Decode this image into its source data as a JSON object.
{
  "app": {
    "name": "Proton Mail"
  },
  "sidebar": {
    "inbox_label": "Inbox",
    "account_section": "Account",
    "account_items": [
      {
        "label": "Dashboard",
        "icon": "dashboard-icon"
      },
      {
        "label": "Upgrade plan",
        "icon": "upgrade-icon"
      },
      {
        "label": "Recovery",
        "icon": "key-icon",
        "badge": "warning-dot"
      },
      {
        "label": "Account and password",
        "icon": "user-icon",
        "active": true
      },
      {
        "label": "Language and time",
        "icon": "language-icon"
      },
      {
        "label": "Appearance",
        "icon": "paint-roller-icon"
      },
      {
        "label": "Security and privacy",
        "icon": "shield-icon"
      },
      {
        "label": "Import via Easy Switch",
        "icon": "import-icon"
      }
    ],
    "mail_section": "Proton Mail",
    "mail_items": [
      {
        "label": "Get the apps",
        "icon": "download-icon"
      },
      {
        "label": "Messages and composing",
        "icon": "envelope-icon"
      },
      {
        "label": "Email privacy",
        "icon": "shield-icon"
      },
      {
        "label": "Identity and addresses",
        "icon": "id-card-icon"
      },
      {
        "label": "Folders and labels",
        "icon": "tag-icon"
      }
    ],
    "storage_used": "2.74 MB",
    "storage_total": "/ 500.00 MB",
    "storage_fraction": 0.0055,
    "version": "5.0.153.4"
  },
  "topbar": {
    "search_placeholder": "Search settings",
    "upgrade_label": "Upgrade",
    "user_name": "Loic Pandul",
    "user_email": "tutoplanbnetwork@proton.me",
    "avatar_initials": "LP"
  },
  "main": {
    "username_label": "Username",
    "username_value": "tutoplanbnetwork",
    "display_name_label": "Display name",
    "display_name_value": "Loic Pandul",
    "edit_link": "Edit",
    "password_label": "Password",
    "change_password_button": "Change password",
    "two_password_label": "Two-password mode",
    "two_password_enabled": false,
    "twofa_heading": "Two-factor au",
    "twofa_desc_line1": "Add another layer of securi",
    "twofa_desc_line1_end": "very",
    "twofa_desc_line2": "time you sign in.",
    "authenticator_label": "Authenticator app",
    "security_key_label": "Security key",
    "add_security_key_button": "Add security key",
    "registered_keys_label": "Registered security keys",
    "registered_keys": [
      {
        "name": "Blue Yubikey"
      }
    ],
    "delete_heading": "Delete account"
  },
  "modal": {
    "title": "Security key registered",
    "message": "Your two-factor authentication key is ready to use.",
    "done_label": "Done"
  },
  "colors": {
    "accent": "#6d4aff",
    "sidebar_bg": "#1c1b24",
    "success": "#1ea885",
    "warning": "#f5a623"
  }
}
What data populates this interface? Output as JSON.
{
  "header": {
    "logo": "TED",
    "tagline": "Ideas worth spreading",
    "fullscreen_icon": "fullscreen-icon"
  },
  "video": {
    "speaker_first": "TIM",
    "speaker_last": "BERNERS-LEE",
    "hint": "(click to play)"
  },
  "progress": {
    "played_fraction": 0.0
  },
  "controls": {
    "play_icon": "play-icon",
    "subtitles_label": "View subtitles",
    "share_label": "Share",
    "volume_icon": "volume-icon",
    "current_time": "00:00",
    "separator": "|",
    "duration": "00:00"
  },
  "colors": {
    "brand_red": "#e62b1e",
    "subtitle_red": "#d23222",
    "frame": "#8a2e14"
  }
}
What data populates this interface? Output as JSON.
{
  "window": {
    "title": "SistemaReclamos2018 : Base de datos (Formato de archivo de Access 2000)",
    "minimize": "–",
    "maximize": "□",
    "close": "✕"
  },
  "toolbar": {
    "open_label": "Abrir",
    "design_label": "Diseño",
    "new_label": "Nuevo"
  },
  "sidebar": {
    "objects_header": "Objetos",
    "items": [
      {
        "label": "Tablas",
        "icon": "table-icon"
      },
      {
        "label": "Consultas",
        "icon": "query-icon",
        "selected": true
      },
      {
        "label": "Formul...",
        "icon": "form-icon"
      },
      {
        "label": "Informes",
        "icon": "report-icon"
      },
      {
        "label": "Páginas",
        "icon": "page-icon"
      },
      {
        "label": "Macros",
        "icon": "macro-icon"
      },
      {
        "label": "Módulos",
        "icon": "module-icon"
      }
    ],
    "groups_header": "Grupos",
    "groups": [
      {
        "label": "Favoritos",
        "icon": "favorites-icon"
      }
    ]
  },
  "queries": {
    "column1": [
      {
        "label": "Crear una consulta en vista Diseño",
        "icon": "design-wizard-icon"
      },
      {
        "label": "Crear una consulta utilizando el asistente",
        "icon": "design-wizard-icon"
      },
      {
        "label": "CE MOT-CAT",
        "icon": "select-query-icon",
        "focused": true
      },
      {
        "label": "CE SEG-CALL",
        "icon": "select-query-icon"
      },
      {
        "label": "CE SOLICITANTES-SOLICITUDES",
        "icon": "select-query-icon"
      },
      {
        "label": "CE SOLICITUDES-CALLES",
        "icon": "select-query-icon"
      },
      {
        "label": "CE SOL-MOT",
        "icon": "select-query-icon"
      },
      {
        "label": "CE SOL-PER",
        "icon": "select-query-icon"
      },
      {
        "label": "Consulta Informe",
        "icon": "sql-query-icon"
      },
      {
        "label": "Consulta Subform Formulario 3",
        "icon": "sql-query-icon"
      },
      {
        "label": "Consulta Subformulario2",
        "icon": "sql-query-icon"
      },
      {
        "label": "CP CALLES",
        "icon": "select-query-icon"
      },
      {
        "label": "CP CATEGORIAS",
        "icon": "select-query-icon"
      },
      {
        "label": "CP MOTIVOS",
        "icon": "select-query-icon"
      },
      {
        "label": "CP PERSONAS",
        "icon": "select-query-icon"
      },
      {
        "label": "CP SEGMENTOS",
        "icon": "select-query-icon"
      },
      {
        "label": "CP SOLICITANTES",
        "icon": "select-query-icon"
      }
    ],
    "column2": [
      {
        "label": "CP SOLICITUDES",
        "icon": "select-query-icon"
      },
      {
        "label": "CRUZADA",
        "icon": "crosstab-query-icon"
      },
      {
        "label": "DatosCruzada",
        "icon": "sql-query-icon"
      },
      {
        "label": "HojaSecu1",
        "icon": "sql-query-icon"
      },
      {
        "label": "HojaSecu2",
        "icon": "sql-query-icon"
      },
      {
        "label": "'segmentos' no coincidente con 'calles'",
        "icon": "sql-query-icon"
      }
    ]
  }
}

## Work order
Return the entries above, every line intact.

## Answer box
Decode this image into its source data as a JSON object.
{
  "app": {
    "name": "Proton Mail"
  },
  "sidebar": {
    "inbox_label": "Inbox",
    "account_section": "Account",
    "account_items": [
      {
        "label": "Dashboard",
        "icon": "dashboard-icon"
      },
      {
        "label": "Upgrade plan",
        "icon": "upgrade-icon"
      },
      {
        "label": "Recovery",
        "icon": "key-icon",
        "badge": "warning-dot"
      },
      {
        "label": "Account and password",
        "icon": "user-icon",
        "active": true
      },
      {
        "label": "Language and time",
        "icon": "language-icon"
      },
      {
        "label": "Appearance",
        "icon": "paint-roller-icon"
      },
      {
        "label": "Security and privacy",
        "icon": "shield-icon"
      },
      {
        "label": "Import via Easy Switch",
        "icon": "import-icon"
      }
    ],
    "mail_section": "Proton Mail",
    "mail_items": [
      {
        "label": "Get the apps",
        "icon": "download-icon"
      },
      {
        "label": "Messages and composing",
        "icon": "envelope-icon"
      },
      {
        "label": "Email privacy",
        "icon": "shield-icon"
      },
      {
        "label": "Identity and addresses",
        "icon": "id-card-icon"
      },
      {
        "label": "Folders and labels",
        "icon": "tag-icon"
      }
    ],
    "storage_used": "2.74 MB",
    "storage_total": "/ 500.00 MB",
    "storage_fraction": 0.0055,
    "version": "5.0.153.4"
  },
  "topbar": {
    "search_placeholder": "Search settings",
    "upgrade_label": "Upgrade",
    "user_name": "Loic Pandul",
    "user_email": "tutoplanbnetwork@proton.me",
    "avatar_initials": "LP"
  },
  "main": {
    "username_label": "Username",
    "username_value": "tutoplanbnetwork",
    "display_name_label": "Display name",
    "display_name_value": "Loic Pandul",
    "edit_link": "Edit",
    "password_label": "Password",
    "change_password_button": "Change password",
    "two_password_label": "Two-password mode",
    "two_password_enabled": false,
    "twofa_heading": "Two-factor au",
    "twofa_desc_line1": "Add another layer of securi",
    "twofa_desc_line1_end": "very",
    "twofa_desc_line2": "time you sign in.",
    "authenticator_label": "Authenticator app",
    "security_key_label": "Security key",
    "add_security_key_button": "Add security key",
    "registered_keys_label": "Registered security keys",
    "registered_keys": [
      {
        "name": "Blue Yubikey"
      }
    ],
    "delete_heading": "Delete account"
  },
  "modal": {
    "title": "Security key registered",
    "message": "Your two-factor authentication key is ready to use.",
    "done_label": "Done"
  },
  "colors": {
    "accent": "#6d4aff",
    "sidebar_bg": "#1c1b24",
    "success": "#1ea885",
    "warning": "#f5a623"
  }
}
What data populates this interface? Output as JSON.
{
  "header": {
    "logo": "TED",
    "tagline": "Ideas worth spreading",
    "fullscreen_icon": "fullscreen-icon"
  },
  "video": {
    "speaker_first": "TIM",
    "speaker_last": "BERNERS-LEE",
    "hint": "(click to play)"
  },
  "progress": {
    "played_fraction": 0.0
  },
  "controls": {
    "play_icon": "play-icon",
    "subtitles_label": "View subtitles",
    "share_label": "Share",
    "volume_icon": "volume-icon",
    "current_time": "00:00",
    "separator": "|",
    "duration": "00:00"
  },
  "colors": {
    "brand_red": "#e62b1e",
    "subtitle_red": "#d23222",
    "frame": "#8a2e14"
  }
}
What data populates this interface? Output as JSON.
{
  "window": {
    "title": "SistemaReclamos2018 : Base de datos (Formato de archivo de Access 2000)",
    "minimize": "–",
    "maximize": "□",
    "close": "✕"
  },
  "toolbar": {
    "open_label": "Abrir",
    "design_label": "Diseño",
    "new_label": "Nuevo"
  },
  "sidebar": {
    "objects_header": "Objetos",
    "items": [
      {
        "label": "Tablas",
        "icon": "table-icon"
      },
      {
        "label": "Consultas",
        "icon": "query-icon",
        "selected": true
      },
      {
        "label": "Formul...",
        "icon": "form-icon"
      },
      {
        "label": "Informes",
        "icon": "report-icon"
      },
      {
        "label": "Páginas",
        "icon": "page-icon"
      },
      {
        "label": "Macros",
        "icon": "macro-icon"
      },
      {
        "label": "Módulos",
        "icon": "module-icon"
      }
    ],
    "groups_header": "Grupos",
    "groups": [
      {
        "label": "Favoritos",
        "icon": "favorites-icon"
      }
    ]
  },
  "queries": {
    "column1": [
      {
        "label": "Crear una consulta en vista Diseño",
        "icon": "design-wizard-icon"
      },
      {
        "label": "Crear una consulta utilizando el asistente",
        "icon": "design-wizard-icon"
      },
      {
        "label": "CE MOT-CAT",
        "icon": "select-query-icon",
        "focused": true
      },
      {
        "label": "CE SEG-CALL",
        "icon": "select-query-icon"
      },
      {
        "label": "CE SOLICITANTES-SOLICITUDES",
        "icon": "select-query-icon"
      },
      {
        "label": "CE SOLICITUDES-CALLES",
        "icon": "select-query-icon"
      },
      {
        "label": "CE SOL-MOT",
        "icon": "select-query-icon"
      },
      {
        "label": "CE SOL-PER",
        "icon": "select-query-icon"
      },
      {
        "label": "Consulta Informe",
        "icon": "sql-query-icon"
      },
      {
        "label": "Consulta Subform Formulario 3",
        "icon": "sql-query-icon"
      },
      {
        "label": "Consulta Subformulario2",
        "icon": "sql-query-icon"
      },
      {
        "label": "CP CALLES",
        "icon": "select-query-icon"
      },
      {
        "label": "CP CATEGORIAS",
        "icon": "select-query-icon"
      },
      {
        "label": "CP MOTIVOS",
        "icon": "select-query-icon"
      },
      {
        "label": "CP PERSONAS",
        "icon": "select-query-icon"
      },
      {
        "label": "CP SEGMENTOS",
        "icon": "select-query-icon"
      },
      {
        "label": "CP SOLICITANTES",
        "icon": "select-query-icon"
      }
    ],
    "column2": [
      {
        "label": "CP SOLICITUDES",
        "icon": "select-query-icon"
      },
      {
        "label": "CRUZADA",
        "icon": "crosstab-query-icon"
      },
      {
        "label": "DatosCruzada",
        "icon": "sql-query-icon"
      },
      {
        "label": "HojaSecu1",
        "icon": "sql-query-icon"
      },
      {
        "label": "HojaSecu2",
        "icon": "sql-query-icon"
      },
      {
        "label": "'segmentos' no coincidente con 'calles'",
        "icon": "sql-query-icon"
      }
    ]
  }
}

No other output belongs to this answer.